“Everyone basically agreed we should dedicate one person to covid intubations during the day and another at night, and I started thinking: I’m 33 years old. I don’t have any kids at home. I don’t live with older relatives. About an hour after the meeting, I emailed my supervisor. ‘I’m happy to do this. It should be me.'” Cory Deburghgraeve, on performing one of the pandemic’s most dangerous jobs: “You’re basically right next to the nuclear reactor.”

+ “In 2015, Turang worked in Sierra Leone during the Ebola outbreak, but says that experience was less stressful than what her colleagues are enduring now in the United States.” This Is What Happens When the Federal Government Abandons You.

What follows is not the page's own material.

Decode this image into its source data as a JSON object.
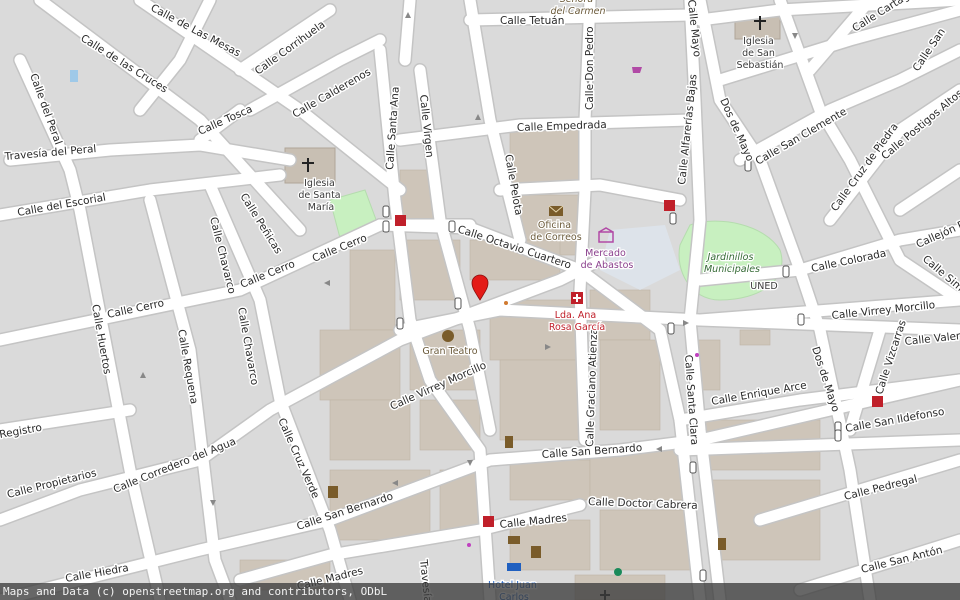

+ NPR: “Some facilities stated that they turned to non-traditional sources of medical equipment and supplies … such as online retailers, home supply stores, paint stores, autobody supply shops, and beauty salons.”

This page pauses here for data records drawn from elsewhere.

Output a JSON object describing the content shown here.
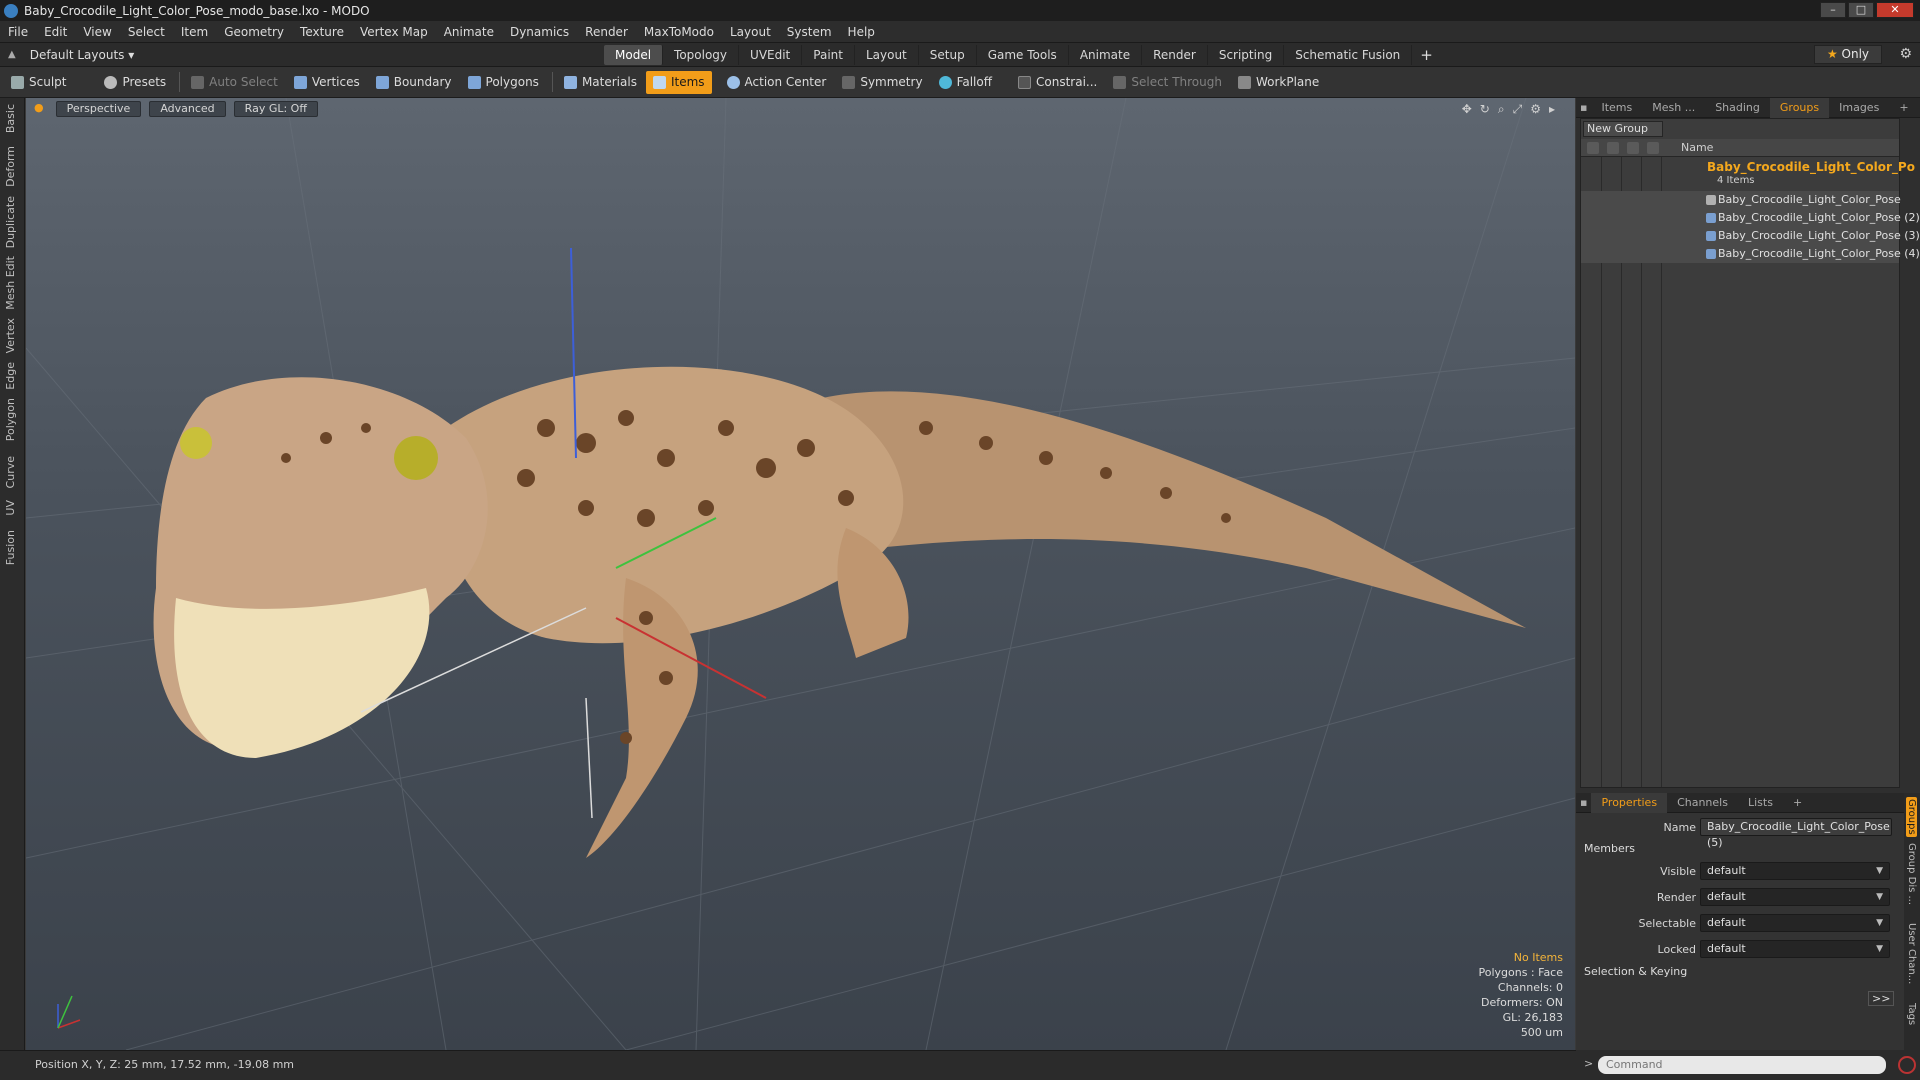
{
  "window": {
    "title": "Baby_Crocodile_Light_Color_Pose_modo_base.lxo - MODO",
    "minimize": "–",
    "maximize": "□",
    "close": "✕"
  },
  "menu": [
    "File",
    "Edit",
    "View",
    "Select",
    "Item",
    "Geometry",
    "Texture",
    "Vertex Map",
    "Animate",
    "Dynamics",
    "Render",
    "MaxToModo",
    "Layout",
    "System",
    "Help"
  ],
  "layouts": {
    "label": "Default Layouts ▾"
  },
  "mode_tabs": [
    "Model",
    "Topology",
    "UVEdit",
    "Paint",
    "Layout",
    "Setup",
    "Game Tools",
    "Animate",
    "Render",
    "Scripting",
    "Schematic Fusion"
  ],
  "active_mode_tab": "Model",
  "plus": "+",
  "only_label": "Only",
  "star": "★",
  "toolbar": {
    "sculpt": "Sculpt",
    "presets": "Presets",
    "auto_select": "Auto Select",
    "vertices": "Vertices",
    "boundary": "Boundary",
    "polygons": "Polygons",
    "materials": "Materials",
    "items": "Items",
    "action_center": "Action Center",
    "symmetry": "Symmetry",
    "falloff": "Falloff",
    "constraints": "Constrai...",
    "select_through": "Select Through",
    "workplane": "WorkPlane"
  },
  "left_tabs": [
    "Basic",
    "Deform",
    "Duplicate",
    "Mesh Edit",
    "Vertex",
    "Edge",
    "Polygon",
    "Curve",
    "UV",
    "Fusion"
  ],
  "viewport": {
    "perspective": "Perspective",
    "advanced": "Advanced",
    "raygl": "Ray GL: Off"
  },
  "stats": {
    "items": "No Items",
    "polygons": "Polygons : Face",
    "channels": "Channels: 0",
    "deformers": "Deformers: ON",
    "gl": "GL: 26,183",
    "scale": "500 um"
  },
  "status": {
    "position": "Position X, Y, Z:  25 mm, 17.52 mm, -19.08 mm"
  },
  "right_tabs": [
    "Items",
    "Mesh ...",
    "Shading",
    "Groups",
    "Images"
  ],
  "active_right_tab": "Groups",
  "groups": {
    "new_group": "New Group",
    "col_name": "Name",
    "root": "Baby_Crocodile_Light_Color_Po ...",
    "root_count": "4 Items",
    "items": [
      "Baby_Crocodile_Light_Color_Pose",
      "Baby_Crocodile_Light_Color_Pose (2)",
      "Baby_Crocodile_Light_Color_Pose (3)",
      "Baby_Crocodile_Light_Color_Pose (4)"
    ]
  },
  "prop_tabs": [
    "Properties",
    "Channels",
    "Lists"
  ],
  "properties": {
    "name_label": "Name",
    "name_value": "Baby_Crocodile_Light_Color_Pose (5)",
    "members": "Members",
    "visible_label": "Visible",
    "visible_value": "default",
    "render_label": "Render",
    "render_value": "default",
    "selectable_label": "Selectable",
    "selectable_value": "default",
    "locked_label": "Locked",
    "locked_value": "default",
    "selection_keying": "Selection & Keying",
    "more": ">>"
  },
  "right_vtabs": [
    "Groups",
    "Group Dis ...",
    "User Chan...",
    "Tags"
  ],
  "command": {
    "placeholder": "Command"
  },
  "colors": {
    "accent": "#f29d19",
    "title_orange": "#f4a81d"
  }
}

+ I’m sorry to report that the story gets worse from here. “Many health systems are making direct cuts to their payrolls, eliminating or shrinking performance bonuses and prorating paychecks to mirror reduced workload until operations stabilize.” And from ProPublica: Overwhelmed Hospitals Face a New Crisis: Private Equity-Backed Staffing Firms Are Cutting Their Doctors’ Hours and Pay. (A pandemic hitting the American health system is like a person jumping to escape from a burning building and landing in quicksand.)